-------- Data section

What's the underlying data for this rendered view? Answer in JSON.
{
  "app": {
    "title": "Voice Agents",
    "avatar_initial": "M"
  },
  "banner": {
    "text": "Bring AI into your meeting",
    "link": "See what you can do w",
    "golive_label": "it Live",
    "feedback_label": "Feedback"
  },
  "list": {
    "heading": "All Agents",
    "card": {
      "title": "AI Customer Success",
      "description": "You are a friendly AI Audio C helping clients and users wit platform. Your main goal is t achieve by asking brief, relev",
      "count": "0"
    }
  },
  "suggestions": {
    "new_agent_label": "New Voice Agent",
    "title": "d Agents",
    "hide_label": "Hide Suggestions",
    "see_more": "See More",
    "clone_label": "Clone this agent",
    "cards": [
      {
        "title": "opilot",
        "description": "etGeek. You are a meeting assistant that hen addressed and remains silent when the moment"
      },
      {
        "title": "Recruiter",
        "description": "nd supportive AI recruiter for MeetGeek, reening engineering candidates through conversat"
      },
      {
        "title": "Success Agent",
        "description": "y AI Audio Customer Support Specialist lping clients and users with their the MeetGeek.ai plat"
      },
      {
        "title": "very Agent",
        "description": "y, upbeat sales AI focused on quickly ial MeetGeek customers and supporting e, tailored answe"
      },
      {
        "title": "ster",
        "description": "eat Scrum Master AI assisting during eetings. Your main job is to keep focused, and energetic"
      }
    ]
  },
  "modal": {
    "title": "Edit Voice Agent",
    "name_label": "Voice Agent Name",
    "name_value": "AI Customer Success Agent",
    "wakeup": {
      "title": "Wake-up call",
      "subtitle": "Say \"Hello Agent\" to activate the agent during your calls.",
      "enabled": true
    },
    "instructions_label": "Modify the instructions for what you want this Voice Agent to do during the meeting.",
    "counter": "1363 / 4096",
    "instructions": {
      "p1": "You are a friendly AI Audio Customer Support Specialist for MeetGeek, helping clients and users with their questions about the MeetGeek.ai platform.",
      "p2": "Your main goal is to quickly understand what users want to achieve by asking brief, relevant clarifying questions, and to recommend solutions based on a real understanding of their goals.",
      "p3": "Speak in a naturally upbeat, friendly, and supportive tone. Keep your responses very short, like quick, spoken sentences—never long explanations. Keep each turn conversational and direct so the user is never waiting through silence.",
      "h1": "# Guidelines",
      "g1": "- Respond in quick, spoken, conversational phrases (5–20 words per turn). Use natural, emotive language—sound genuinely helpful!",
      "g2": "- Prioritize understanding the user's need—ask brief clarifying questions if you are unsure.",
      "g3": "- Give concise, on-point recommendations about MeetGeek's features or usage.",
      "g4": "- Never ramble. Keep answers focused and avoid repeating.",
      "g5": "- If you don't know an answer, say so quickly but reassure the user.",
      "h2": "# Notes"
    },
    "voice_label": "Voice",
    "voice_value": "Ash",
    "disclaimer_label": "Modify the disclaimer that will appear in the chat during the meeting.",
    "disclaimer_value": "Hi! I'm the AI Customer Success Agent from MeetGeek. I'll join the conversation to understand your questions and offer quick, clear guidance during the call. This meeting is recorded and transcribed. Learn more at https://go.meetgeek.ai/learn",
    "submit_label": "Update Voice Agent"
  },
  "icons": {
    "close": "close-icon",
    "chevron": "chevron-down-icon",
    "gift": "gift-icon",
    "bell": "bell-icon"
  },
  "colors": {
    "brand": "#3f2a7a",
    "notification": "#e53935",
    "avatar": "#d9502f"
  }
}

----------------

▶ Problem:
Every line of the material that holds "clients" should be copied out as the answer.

▶ Output for this exercise:
      "description": "You are a friendly AI Audio C helping clients and users wit platform. Your main goal is t achieve by asking brief, relev",
        "description": "y AI Audio Customer Support Specialist lping clients and users with their the MeetGeek.ai plat"
      "p1": "You are a friendly AI Audio Customer Support Specialist for MeetGeek, helping clients and users with their questions about the MeetGeek.ai platform.",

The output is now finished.